Ansible, for example (https://github.com/ansible/ansible/issues), uses some advanced automation and templates to manage their enormous issues stream. Issue are checked against conforming rules/tests/codestyle checks or, for example, automatically closed due inactivity I believe most if not all soluitons they use are opensource.

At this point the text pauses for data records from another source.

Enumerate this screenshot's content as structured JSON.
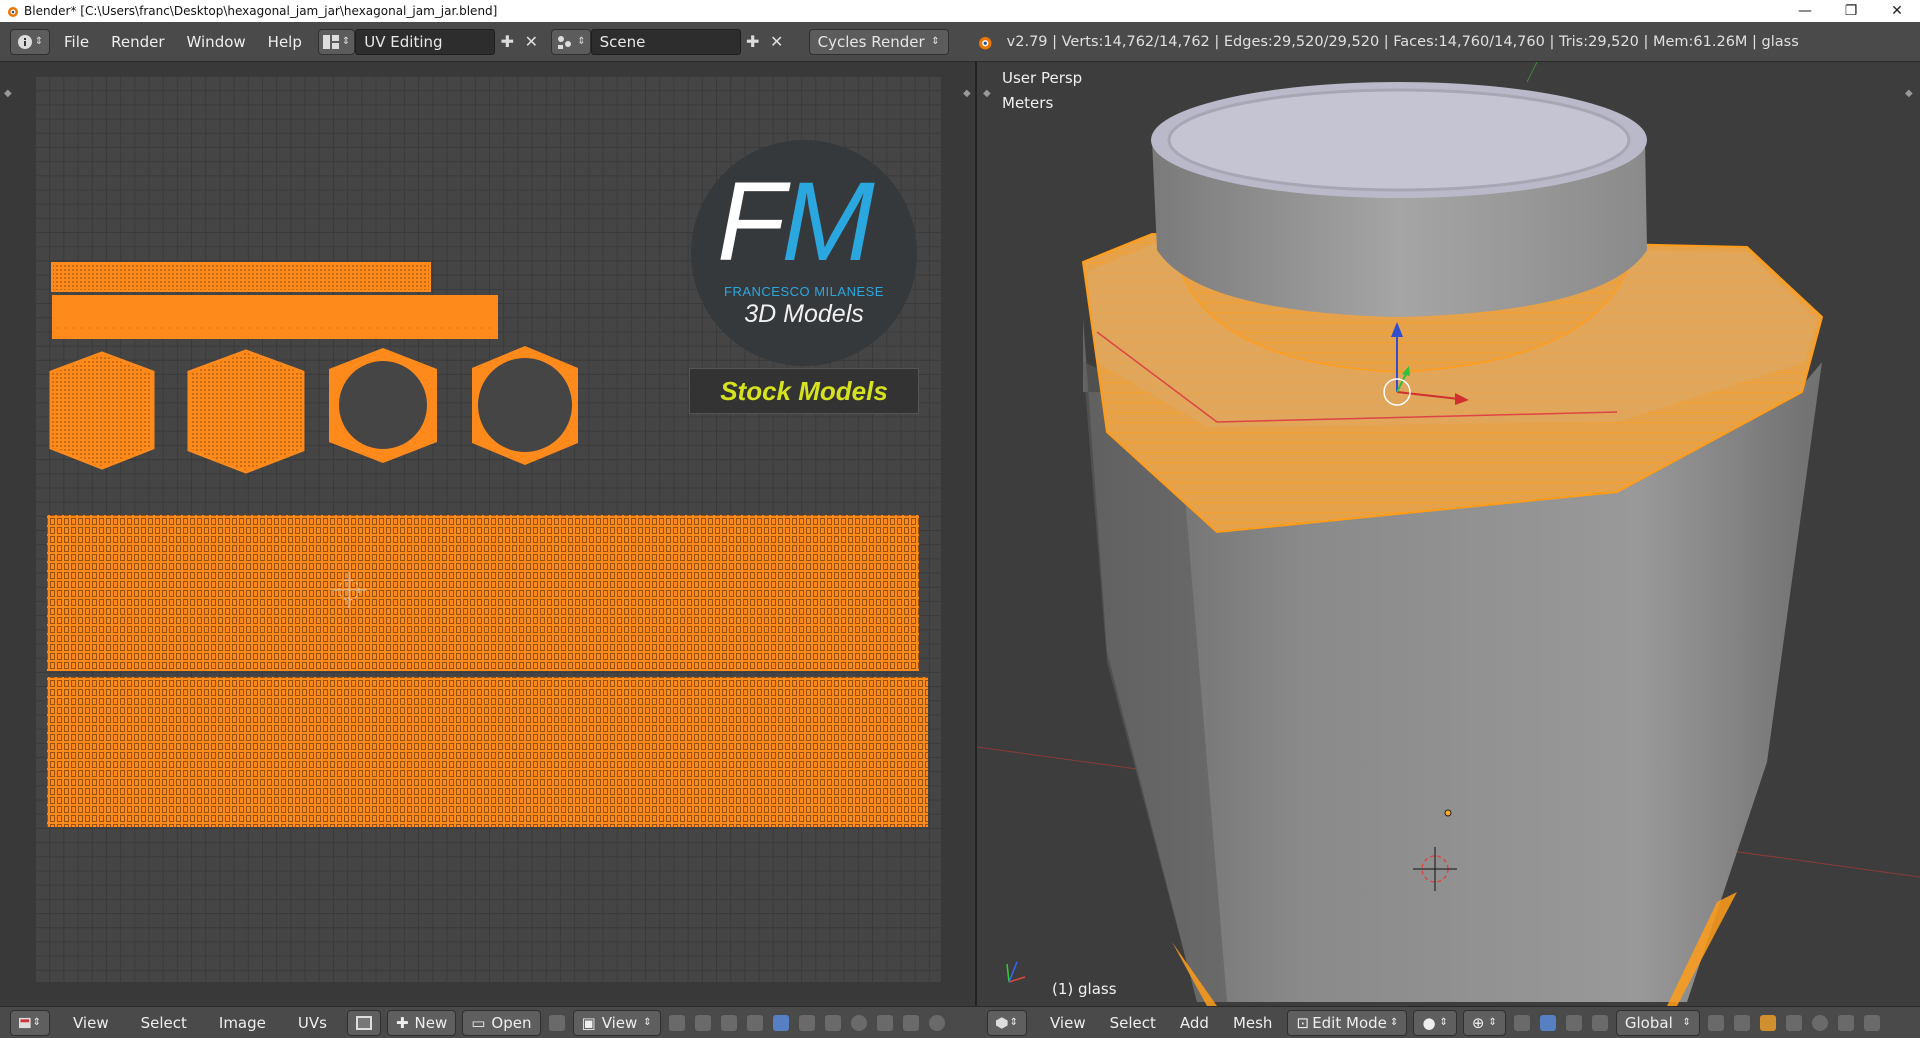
{
  "window": {
    "title": "Blender* [C:\\Users\\franc\\Desktop\\hexagonal_jam_jar\\hexagonal_jam_jar.blend]",
    "minimize": "—",
    "maximize": "❐",
    "close": "✕"
  },
  "topbar": {
    "menus": [
      "File",
      "Render",
      "Window",
      "Help"
    ],
    "layout": "UV Editing",
    "scene": "Scene",
    "engine": "Cycles Render",
    "stats": "v2.79 | Verts:14,762/14,762 | Edges:29,520/29,520 | Faces:14,760/14,760 | Tris:29,520 | Mem:61.26M | glass"
  },
  "uv_editor": {
    "logo_initials_f": "F",
    "logo_initials_m": "M",
    "logo_name": "FRANCESCO MILANESE",
    "logo_sub": "3D Models",
    "banner": "Stock Models",
    "bottom_menus": [
      "View",
      "Select",
      "Image",
      "UVs"
    ],
    "new_label": "New",
    "open_label": "Open",
    "view_label": "View"
  },
  "viewport": {
    "view_name": "User Persp",
    "units": "Meters",
    "object_label": "(1) glass",
    "bottom_menus": [
      "View",
      "Select",
      "Add",
      "Mesh"
    ],
    "mode": "Edit Mode",
    "orientation": "Global"
  },
  "colors": {
    "uv_orange": "#ff8a1c",
    "logo_blue": "#2ba7e0",
    "banner_yellow": "#d6e11f"
  }
}
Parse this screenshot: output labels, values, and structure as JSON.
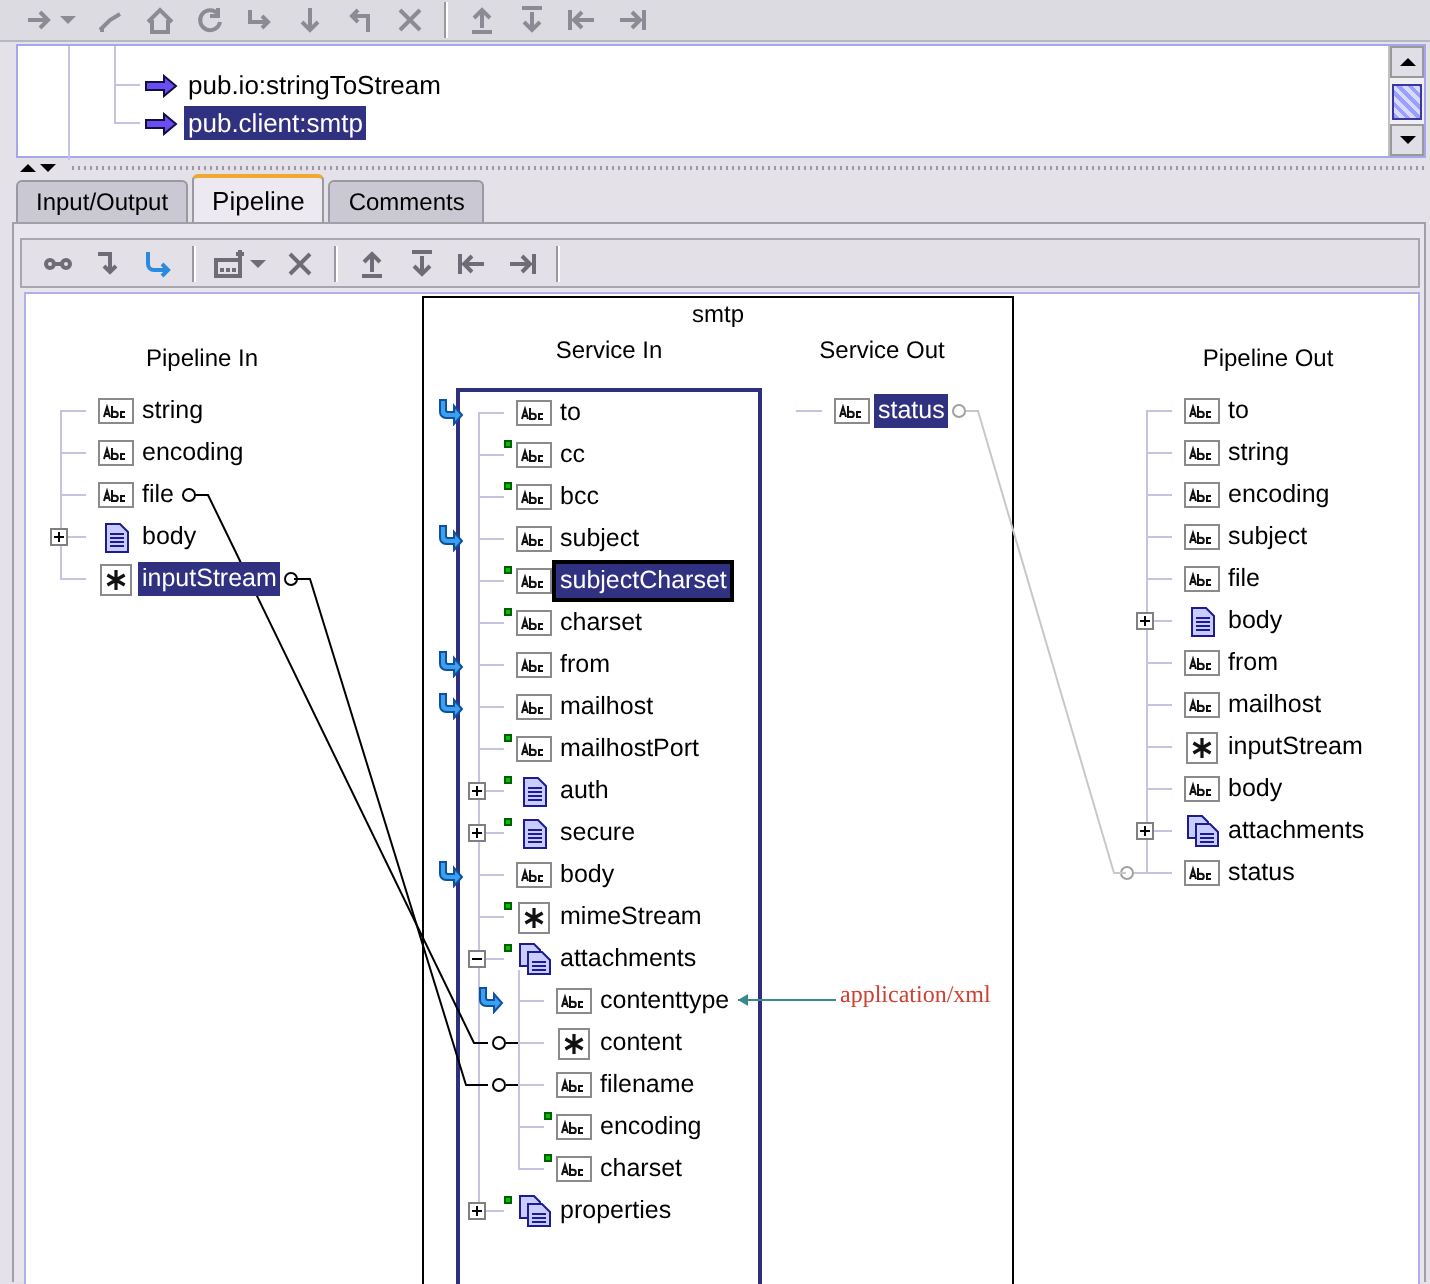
{
  "flow_tree": {
    "items": [
      {
        "label": "pub.io:stringToStream",
        "selected": false
      },
      {
        "label": "pub.client:smtp",
        "selected": true
      }
    ]
  },
  "tabs": [
    {
      "label": "Input/Output",
      "selected": false
    },
    {
      "label": "Pipeline",
      "selected": true
    },
    {
      "label": "Comments",
      "selected": false
    }
  ],
  "pipeline_in": {
    "title": "Pipeline In",
    "fields": [
      {
        "name": "string",
        "kind": "string",
        "selected": false,
        "linked": false
      },
      {
        "name": "encoding",
        "kind": "string",
        "selected": false,
        "linked": false
      },
      {
        "name": "file",
        "kind": "string",
        "selected": false,
        "linked": true
      },
      {
        "name": "body",
        "kind": "document",
        "selected": false,
        "linked": false,
        "expanded": false
      },
      {
        "name": "inputStream",
        "kind": "object",
        "selected": true,
        "linked": true
      }
    ]
  },
  "service": {
    "title": "smtp",
    "service_in": {
      "title": "Service In",
      "fields": [
        {
          "name": "to",
          "kind": "string",
          "selected": false,
          "linked": false,
          "optional": false,
          "mapped": true
        },
        {
          "name": "cc",
          "kind": "string",
          "selected": false,
          "linked": false,
          "optional": true,
          "mapped": false
        },
        {
          "name": "bcc",
          "kind": "string",
          "selected": false,
          "linked": false,
          "optional": true,
          "mapped": false
        },
        {
          "name": "subject",
          "kind": "string",
          "selected": false,
          "linked": false,
          "optional": false,
          "mapped": true
        },
        {
          "name": "subjectCharset",
          "kind": "string",
          "selected": true,
          "linked": false,
          "optional": true,
          "mapped": false
        },
        {
          "name": "charset",
          "kind": "string",
          "selected": false,
          "linked": false,
          "optional": true,
          "mapped": false
        },
        {
          "name": "from",
          "kind": "string",
          "selected": false,
          "linked": false,
          "optional": false,
          "mapped": true
        },
        {
          "name": "mailhost",
          "kind": "string",
          "selected": false,
          "linked": false,
          "optional": false,
          "mapped": true
        },
        {
          "name": "mailhostPort",
          "kind": "string",
          "selected": false,
          "linked": false,
          "optional": true,
          "mapped": false
        },
        {
          "name": "auth",
          "kind": "document",
          "selected": false,
          "linked": false,
          "optional": true,
          "mapped": false,
          "expanded": false
        },
        {
          "name": "secure",
          "kind": "document",
          "selected": false,
          "linked": false,
          "optional": true,
          "mapped": false,
          "expanded": false
        },
        {
          "name": "body",
          "kind": "string",
          "selected": false,
          "linked": false,
          "optional": false,
          "mapped": true
        },
        {
          "name": "mimeStream",
          "kind": "object",
          "selected": false,
          "linked": false,
          "optional": true,
          "mapped": false
        },
        {
          "name": "attachments",
          "kind": "doclist",
          "selected": false,
          "linked": false,
          "optional": true,
          "mapped": false,
          "expanded": true,
          "children": [
            {
              "name": "contenttype",
              "kind": "string",
              "selected": false,
              "linked": false,
              "optional": false,
              "mapped": true
            },
            {
              "name": "content",
              "kind": "object",
              "selected": false,
              "linked": true,
              "optional": false,
              "mapped": false
            },
            {
              "name": "filename",
              "kind": "string",
              "selected": false,
              "linked": true,
              "optional": false,
              "mapped": false
            },
            {
              "name": "encoding",
              "kind": "string",
              "selected": false,
              "linked": false,
              "optional": true,
              "mapped": false
            },
            {
              "name": "charset",
              "kind": "string",
              "selected": false,
              "linked": false,
              "optional": true,
              "mapped": false
            }
          ]
        },
        {
          "name": "properties",
          "kind": "doclist",
          "selected": false,
          "linked": false,
          "optional": true,
          "mapped": false,
          "expanded": false
        }
      ]
    },
    "service_out": {
      "title": "Service Out",
      "fields": [
        {
          "name": "status",
          "kind": "string",
          "selected": true,
          "linked": true
        }
      ]
    }
  },
  "pipeline_out": {
    "title": "Pipeline Out",
    "fields": [
      {
        "name": "to",
        "kind": "string",
        "selected": false,
        "linked": false
      },
      {
        "name": "string",
        "kind": "string",
        "selected": false,
        "linked": false
      },
      {
        "name": "encoding",
        "kind": "string",
        "selected": false,
        "linked": false
      },
      {
        "name": "subject",
        "kind": "string",
        "selected": false,
        "linked": false
      },
      {
        "name": "file",
        "kind": "string",
        "selected": false,
        "linked": false
      },
      {
        "name": "body",
        "kind": "document",
        "selected": false,
        "linked": false,
        "expanded": false
      },
      {
        "name": "from",
        "kind": "string",
        "selected": false,
        "linked": false
      },
      {
        "name": "mailhost",
        "kind": "string",
        "selected": false,
        "linked": false
      },
      {
        "name": "inputStream",
        "kind": "object",
        "selected": false,
        "linked": false
      },
      {
        "name": "body",
        "kind": "string",
        "selected": false,
        "linked": false
      },
      {
        "name": "attachments",
        "kind": "doclist",
        "selected": false,
        "linked": false,
        "expanded": false
      },
      {
        "name": "status",
        "kind": "string",
        "selected": false,
        "linked": true
      }
    ]
  },
  "annotation": {
    "text": "application/xml"
  }
}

On Sun, Jan 6, 2019 at 7:32 PM Lukas Tribus <lu...@ltri.eu> wrote: > Hello everyone, > > > as per Tim's suggestion I'm restarting the discussion about the issue > tracker, started in "haproxy 1.9 status update" (2018-05-25), > Message-ID 20180525161044.ga6...@1wt.eu: > https://firstname.lastname@example.org/msg30139.html > > > > It would be nice to show what's pending or being worked on, and > > to sometimes add extra info regarding a given task. > > Yes, we are in need of an issue tracker, not only to handle open bugs, > but even more so to handle feature/change requests that often need > more time. Those do get lost on the mailing list, even when everyone > already agreed it's needed. > > > > The problem we've faced in the past with GitHub's issue tracker > > is that it's impossible to restrict the creation of new issues to > > participants. Given that haproxy is a complex component, the boundary > > between human error, misunderstanding and bug is extremely thin. > > It is, but I don't like restricting the creation of new issues to > participants. > > Issue templates need to be clear that the issue tracker is not a > support forum. Triaging new issues will be needed anyway, and that > also includes closing misdirected support request. > > > To be clear: I think developers should not receive an email > notifications for new or untriaged issues - only when specifically > assigned to the issue or if they commented previously on it. Instead, > maybe an automated weekly report or something like that (similar to > what we have now for the stable-queue) could go out to the mailing > list with a summary of the open issues, grouped by it's labels. > > > > It resulted in the issue tracker being filled with wrong bugs, 100% of > > which were in fact requests for help. It makes the utility totally > > useless for development and bug fixing as it requires more time to > > maintain in a clean state than it takes to put issues in a mailbox. > > What you are describing basically is a unmaintained issue tracker, > which is of course useless. > > But keeping people from filing new issues is the wrong approach to > this, imho. Proper templating, triaging and correct labeling of the > issues is the difference between a useless and a useful issue tracker > from my point of view. > > > So I guess we ultimately have to decide between: > > - an issue tracker open to everyone, however requiring some > volunteers to triage incoming bugs (and close invalid ones) > - an issue tracker that is open to "previous participants", with the > expectation to require less manpower for triage > > > I'm in favor of the former, because I believe triage will be required > for both and I don't think the amount of bogus issues will be > unmanageable. I'd also volunteer to triage incoming issues - not that > it's much different from what's currently done discourse anyway - as > Tim already said. > > Regarding what tool to use, in the "open to everyone" case I'd opt for > github simply because it has the lowest barrier of entry for everyone, > as well as me being mildly familiar with it personally. Pre-existing > github labels would have to be replaced by useful ones and a issue > template would have to be created. > > > > A limitation that isn't addressed by any of them is that an issue has > > a single status and not one per maintenance branch. Some will say that > > labels replace this but I'd say that this isn't true, it just vaguely > > emulates this. Anyway if we don't have better we can go with this. I > > often dream of the day someone pissed of by using prehistoric issue > > trackers writes a modern one, just like when Linus created Git... > > There are some niche tools allowing a "distributed issue tracking > system" within git, but they seem very fragmented, none of it gets a > lot of traction and it would certainly over complicate things for a > lot of people, including myself. See git-bug  and it's HN > discussion , containing a log of other references [3-7]. > > Well I guess we would certainly not have many bogus issues reported on > those systems ;) > > > > Regards, > Lukas > > >  https://github.com/MichaelMure/git-bug >  https://news.ycombinator.com/item?id=17782121 >  http://bugseverywhere.org/ >  http://mrzv.org/software/artemis/ >  https://github.com/sit-fyi/issue-tracking > [6} https://github.com/dspinellis/git-issue >  http://travisbrown.ca/projects/nitpick/docs/nitpick.html > >